**Assignment:**
All of the data that follows should be retyped exactly as it appears.

(Element data from apps and pages)
_____

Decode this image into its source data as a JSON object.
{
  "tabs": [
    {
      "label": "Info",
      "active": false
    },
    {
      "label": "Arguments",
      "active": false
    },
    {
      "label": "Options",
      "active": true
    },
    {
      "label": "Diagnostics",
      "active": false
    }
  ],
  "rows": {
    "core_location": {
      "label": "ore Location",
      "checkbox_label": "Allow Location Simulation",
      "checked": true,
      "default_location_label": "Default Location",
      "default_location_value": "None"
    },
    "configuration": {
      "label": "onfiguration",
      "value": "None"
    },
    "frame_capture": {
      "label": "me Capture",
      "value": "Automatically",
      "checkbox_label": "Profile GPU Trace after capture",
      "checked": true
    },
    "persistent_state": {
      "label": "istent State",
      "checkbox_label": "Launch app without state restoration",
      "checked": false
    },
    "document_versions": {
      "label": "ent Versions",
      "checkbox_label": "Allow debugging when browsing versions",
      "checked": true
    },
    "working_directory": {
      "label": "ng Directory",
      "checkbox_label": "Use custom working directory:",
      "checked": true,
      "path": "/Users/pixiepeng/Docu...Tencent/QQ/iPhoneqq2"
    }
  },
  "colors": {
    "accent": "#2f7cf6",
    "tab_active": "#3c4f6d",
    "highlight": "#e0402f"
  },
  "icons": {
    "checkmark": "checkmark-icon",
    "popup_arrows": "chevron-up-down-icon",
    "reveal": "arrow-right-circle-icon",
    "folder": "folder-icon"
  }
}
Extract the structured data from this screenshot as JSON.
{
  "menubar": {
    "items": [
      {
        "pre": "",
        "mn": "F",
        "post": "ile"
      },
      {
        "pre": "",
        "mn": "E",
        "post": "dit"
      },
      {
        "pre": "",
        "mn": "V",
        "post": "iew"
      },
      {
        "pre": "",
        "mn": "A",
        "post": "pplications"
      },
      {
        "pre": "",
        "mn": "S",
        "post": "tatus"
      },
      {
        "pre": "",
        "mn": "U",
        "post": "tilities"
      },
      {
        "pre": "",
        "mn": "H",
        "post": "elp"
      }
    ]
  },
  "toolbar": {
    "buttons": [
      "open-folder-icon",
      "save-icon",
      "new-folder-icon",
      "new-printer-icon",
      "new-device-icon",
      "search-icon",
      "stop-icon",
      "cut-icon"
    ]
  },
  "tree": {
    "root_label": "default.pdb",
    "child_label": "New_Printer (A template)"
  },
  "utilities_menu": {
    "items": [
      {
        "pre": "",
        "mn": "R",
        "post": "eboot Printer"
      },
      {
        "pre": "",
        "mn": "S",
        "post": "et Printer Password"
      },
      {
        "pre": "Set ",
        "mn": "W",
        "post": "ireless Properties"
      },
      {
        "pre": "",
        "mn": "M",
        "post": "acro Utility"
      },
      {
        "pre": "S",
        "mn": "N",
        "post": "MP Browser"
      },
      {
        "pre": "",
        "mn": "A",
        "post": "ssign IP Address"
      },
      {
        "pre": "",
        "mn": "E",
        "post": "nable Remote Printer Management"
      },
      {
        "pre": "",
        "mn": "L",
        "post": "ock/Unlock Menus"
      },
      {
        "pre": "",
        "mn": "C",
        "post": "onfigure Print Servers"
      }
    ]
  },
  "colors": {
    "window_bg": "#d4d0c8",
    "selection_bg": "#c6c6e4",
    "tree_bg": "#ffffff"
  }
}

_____

**Solution to this exercise:**
Decode this image into its source data as a JSON object.
{
  "tabs": [
    {
      "label": "Info",
      "active": false
    },
    {
      "label": "Arguments",
      "active": false
    },
    {
      "label": "Options",
      "active": true
    },
    {
      "label": "Diagnostics",
      "active": false
    }
  ],
  "rows": {
    "core_location": {
      "label": "ore Location",
      "checkbox_label": "Allow Location Simulation",
      "checked": true,
      "default_location_label": "Default Location",
      "default_location_value": "None"
    },
    "configuration": {
      "label": "onfiguration",
      "value": "None"
    },
    "frame_capture": {
      "label": "me Capture",
      "value": "Automatically",
      "checkbox_label": "Profile GPU Trace after capture",
      "checked": true
    },
    "persistent_state": {
      "label": "istent State",
      "checkbox_label": "Launch app without state restoration",
      "checked": false
    },
    "document_versions": {
      "label": "ent Versions",
      "checkbox_label": "Allow debugging when browsing versions",
      "checked": true
    },
    "working_directory": {
      "label": "ng Directory",
      "checkbox_label": "Use custom working directory:",
      "checked": true,
      "path": "/Users/pixiepeng/Docu...Tencent/QQ/iPhoneqq2"
    }
  },
  "colors": {
    "accent": "#2f7cf6",
    "tab_active": "#3c4f6d",
    "highlight": "#e0402f"
  },
  "icons": {
    "checkmark": "checkmark-icon",
    "popup_arrows": "chevron-up-down-icon",
    "reveal": "arrow-right-circle-icon",
    "folder": "folder-icon"
  }
}
Extract the structured data from this screenshot as JSON.
{
  "menubar": {
    "items": [
      {
        "pre": "",
        "mn": "F",
        "post": "ile"
      },
      {
        "pre": "",
        "mn": "E",
        "post": "dit"
      },
      {
        "pre": "",
        "mn": "V",
        "post": "iew"
      },
      {
        "pre": "",
        "mn": "A",
        "post": "pplications"
      },
      {
        "pre": "",
        "mn": "S",
        "post": "tatus"
      },
      {
        "pre": "",
        "mn": "U",
        "post": "tilities"
      },
      {
        "pre": "",
        "mn": "H",
        "post": "elp"
      }
    ]
  },
  "toolbar": {
    "buttons": [
      "open-folder-icon",
      "save-icon",
      "new-folder-icon",
      "new-printer-icon",
      "new-device-icon",
      "search-icon",
      "stop-icon",
      "cut-icon"
    ]
  },
  "tree": {
    "root_label": "default.pdb",
    "child_label": "New_Printer (A template)"
  },
  "utilities_menu": {
    "items": [
      {
        "pre": "",
        "mn": "R",
        "post": "eboot Printer"
      },
      {
        "pre": "",
        "mn": "S",
        "post": "et Printer Password"
      },
      {
        "pre": "Set ",
        "mn": "W",
        "post": "ireless Properties"
      },
      {
        "pre": "",
        "mn": "M",
        "post": "acro Utility"
      },
      {
        "pre": "S",
        "mn": "N",
        "post": "MP Browser"
      },
      {
        "pre": "",
        "mn": "A",
        "post": "ssign IP Address"
      },
      {
        "pre": "",
        "mn": "E",
        "post": "nable Remote Printer Management"
      },
      {
        "pre": "",
        "mn": "L",
        "post": "ock/Unlock Menus"
      },
      {
        "pre": "",
        "mn": "C",
        "post": "onfigure Print Servers"
      }
    ]
  },
  "colors": {
    "window_bg": "#d4d0c8",
    "selection_bg": "#c6c6e4",
    "tree_bg": "#ffffff"
  }
}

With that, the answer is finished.